Introducing Nudge Theory
With a few holiday days to use before April rolls around, you open your preferred hotel/house/pitch booking app, ready for a couple of nights away. There are hundreds of options. The choice is yours. But how do you choose? You might look at the reviews or the ratings, you might consider how often the property is booked or the availability on the dates you’ve picked – Hurry! Only one room left at your current date. Eventually, they reel you in with the artfully arranged towel photos. That’s it. You click, you book, you receive a confirmation email.
Given how many options you had to choose from, making the final decision was relatively easy. This may be because you were ‘nudged’. Or, as Professors Cass Sunstein and Richard Thaler coined it, you came across an app which uses Nudge Theory. In their bestselling book, “Nudge: Improving decisions about health, wealth and happiness”, they term a ‘nudge’ as a discreet behaviour tool which makes a certain behaviour more appealing. However, it in no way forbids an alternative or offers any great reward. Nudging still offers freedom of choice, while discreetly leaning its audience towards a certain positive decision. As Richard Thaler famously said, “always nudge for good.”
If only everything were so easy. If only – when wanting your money back because the hotel in question is only accessible to cars on a full moon – there wasn’t a series of digital hurdles standing between you and a refund. If only there wasn’t sludge.
If Nudge Theory is the positive tap to make a good decision easier, then sludge is the opposite.
Initially, Cass Sunstein identified ‘sludge’ as “excessive or unjustified frictions, such as paperwork burdens, that cost time or money; that may make life difficult to navigate; that may be frustrating, stigmatising, or humiliating; and that might end up depriving people of access to important goods, opportunities, and services.” (Sludge Audits, 2019)
Again, sludge is part of choice architecture. However, sludge makes a positive decision more difficult to act upon. Take, for instance, that online subscription you tripped into. After the free trial was over, how much time did it take, and how many webpages did you have to scroll through, to find out how to cancel? How about finding a travel agency’s customer service number? Then there is, of course, the refund.
How to nudge instead of sludge
Sludge can be intentional or unintentional. Indeed, rushed decisions, non-user-friendly journeys, and policies implemented without considering audience behaviours can all lead to a sludgy experience. Businesses also weaponize sludge for profit. By creating friction barriers to keep users within a certain status quo, businesses can benefit – for a while, anyway. Generally speaking, audiences don’t have a positive sentiment towards having their time, energy and money wasted.

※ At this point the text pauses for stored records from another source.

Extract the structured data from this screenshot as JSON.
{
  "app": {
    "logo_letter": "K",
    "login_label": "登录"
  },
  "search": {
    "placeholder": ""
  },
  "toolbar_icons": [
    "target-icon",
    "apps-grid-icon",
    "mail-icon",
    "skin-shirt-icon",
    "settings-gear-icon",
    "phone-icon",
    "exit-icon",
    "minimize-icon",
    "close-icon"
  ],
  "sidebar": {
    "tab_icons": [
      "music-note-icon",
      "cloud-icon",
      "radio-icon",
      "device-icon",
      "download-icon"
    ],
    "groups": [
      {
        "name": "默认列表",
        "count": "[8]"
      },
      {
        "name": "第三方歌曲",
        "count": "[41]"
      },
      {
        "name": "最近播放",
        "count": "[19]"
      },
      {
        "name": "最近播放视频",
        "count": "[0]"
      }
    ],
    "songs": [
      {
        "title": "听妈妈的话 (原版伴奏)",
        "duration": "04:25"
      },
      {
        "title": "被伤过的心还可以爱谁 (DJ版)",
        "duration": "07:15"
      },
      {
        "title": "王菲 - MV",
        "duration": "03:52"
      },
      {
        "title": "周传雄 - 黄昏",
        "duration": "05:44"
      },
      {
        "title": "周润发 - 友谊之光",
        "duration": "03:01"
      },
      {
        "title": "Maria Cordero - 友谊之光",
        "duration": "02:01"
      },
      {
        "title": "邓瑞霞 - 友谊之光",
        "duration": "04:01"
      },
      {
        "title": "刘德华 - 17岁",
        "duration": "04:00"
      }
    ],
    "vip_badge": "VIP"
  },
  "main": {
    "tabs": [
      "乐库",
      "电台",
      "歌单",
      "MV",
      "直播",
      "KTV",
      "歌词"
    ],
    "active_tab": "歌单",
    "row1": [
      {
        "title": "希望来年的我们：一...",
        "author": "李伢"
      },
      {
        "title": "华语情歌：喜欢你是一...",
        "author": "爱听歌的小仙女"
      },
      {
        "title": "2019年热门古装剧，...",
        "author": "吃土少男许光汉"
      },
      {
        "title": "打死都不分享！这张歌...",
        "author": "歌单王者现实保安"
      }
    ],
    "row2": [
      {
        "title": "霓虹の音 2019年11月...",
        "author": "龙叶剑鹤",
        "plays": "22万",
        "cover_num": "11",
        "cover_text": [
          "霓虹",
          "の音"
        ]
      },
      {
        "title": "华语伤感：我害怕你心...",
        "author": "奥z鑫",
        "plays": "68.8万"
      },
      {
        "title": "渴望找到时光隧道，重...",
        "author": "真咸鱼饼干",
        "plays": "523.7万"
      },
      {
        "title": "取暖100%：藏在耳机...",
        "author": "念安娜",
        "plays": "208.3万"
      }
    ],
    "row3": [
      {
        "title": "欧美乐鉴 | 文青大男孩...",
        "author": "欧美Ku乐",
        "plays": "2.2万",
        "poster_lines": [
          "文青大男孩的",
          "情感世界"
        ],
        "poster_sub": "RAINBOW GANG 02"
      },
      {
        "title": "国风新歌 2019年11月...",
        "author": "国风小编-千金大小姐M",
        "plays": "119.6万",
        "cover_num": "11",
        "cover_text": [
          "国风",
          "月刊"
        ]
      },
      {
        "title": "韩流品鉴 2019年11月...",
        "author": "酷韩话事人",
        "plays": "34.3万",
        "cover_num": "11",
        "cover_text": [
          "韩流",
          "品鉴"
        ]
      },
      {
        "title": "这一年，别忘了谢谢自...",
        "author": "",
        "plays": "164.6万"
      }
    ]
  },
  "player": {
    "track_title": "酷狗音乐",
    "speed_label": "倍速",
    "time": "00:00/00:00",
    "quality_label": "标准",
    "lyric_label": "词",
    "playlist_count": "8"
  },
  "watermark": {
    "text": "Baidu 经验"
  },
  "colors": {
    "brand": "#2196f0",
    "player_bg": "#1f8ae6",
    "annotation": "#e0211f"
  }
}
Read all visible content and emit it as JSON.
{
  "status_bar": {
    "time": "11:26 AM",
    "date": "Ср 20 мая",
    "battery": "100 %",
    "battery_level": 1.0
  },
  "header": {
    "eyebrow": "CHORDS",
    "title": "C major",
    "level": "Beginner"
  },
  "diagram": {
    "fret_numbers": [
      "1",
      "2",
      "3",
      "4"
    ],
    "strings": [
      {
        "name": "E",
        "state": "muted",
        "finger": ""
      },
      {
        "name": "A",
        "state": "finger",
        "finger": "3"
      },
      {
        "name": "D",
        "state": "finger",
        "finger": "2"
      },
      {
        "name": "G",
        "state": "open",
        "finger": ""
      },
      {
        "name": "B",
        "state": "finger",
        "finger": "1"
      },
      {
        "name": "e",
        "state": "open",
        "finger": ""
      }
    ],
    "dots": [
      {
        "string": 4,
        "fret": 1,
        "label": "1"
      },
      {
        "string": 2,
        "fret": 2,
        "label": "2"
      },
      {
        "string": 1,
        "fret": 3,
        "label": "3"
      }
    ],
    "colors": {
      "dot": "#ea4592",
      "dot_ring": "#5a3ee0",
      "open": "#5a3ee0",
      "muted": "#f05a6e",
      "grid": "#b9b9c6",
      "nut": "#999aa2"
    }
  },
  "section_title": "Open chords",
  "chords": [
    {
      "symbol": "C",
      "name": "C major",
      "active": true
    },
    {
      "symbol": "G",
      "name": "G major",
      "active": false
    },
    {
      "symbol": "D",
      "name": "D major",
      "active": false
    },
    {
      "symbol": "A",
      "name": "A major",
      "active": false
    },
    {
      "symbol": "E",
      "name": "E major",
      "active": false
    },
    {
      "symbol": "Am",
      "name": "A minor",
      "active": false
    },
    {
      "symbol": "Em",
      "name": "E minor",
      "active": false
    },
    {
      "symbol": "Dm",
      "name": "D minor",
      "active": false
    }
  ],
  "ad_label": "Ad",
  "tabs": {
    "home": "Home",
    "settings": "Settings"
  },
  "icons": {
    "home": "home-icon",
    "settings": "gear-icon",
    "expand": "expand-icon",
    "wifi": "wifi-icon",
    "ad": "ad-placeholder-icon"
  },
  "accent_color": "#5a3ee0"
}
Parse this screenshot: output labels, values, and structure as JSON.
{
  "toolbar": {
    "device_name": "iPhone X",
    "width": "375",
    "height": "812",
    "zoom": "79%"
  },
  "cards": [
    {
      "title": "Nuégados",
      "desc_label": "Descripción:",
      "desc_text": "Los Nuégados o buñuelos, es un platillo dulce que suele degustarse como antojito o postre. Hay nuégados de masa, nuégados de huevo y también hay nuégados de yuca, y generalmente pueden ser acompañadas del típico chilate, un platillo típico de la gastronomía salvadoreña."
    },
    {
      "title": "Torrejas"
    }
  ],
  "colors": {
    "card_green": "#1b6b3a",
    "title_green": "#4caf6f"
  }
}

On the whole, nudging is beneficial for both businesses and consumers; it gently helps customers make the right decision for them which, in turn, generates custom and customer satisfaction. Sludge, however, might generate short-term gains for businesses, but in the long run will create resentment towards the brand. Customers do not return to sludge.
So – for everyone’s sake – when being a choice architect, remember: nudge, don’t sludge.
Interested in using behavioural science to understand your audiences better? Read more about choice architecture here. Or write to us at email@example.com to get started on your behavioural insights journey.
This article was written by Shayoni Lynn, CEO at Lynn.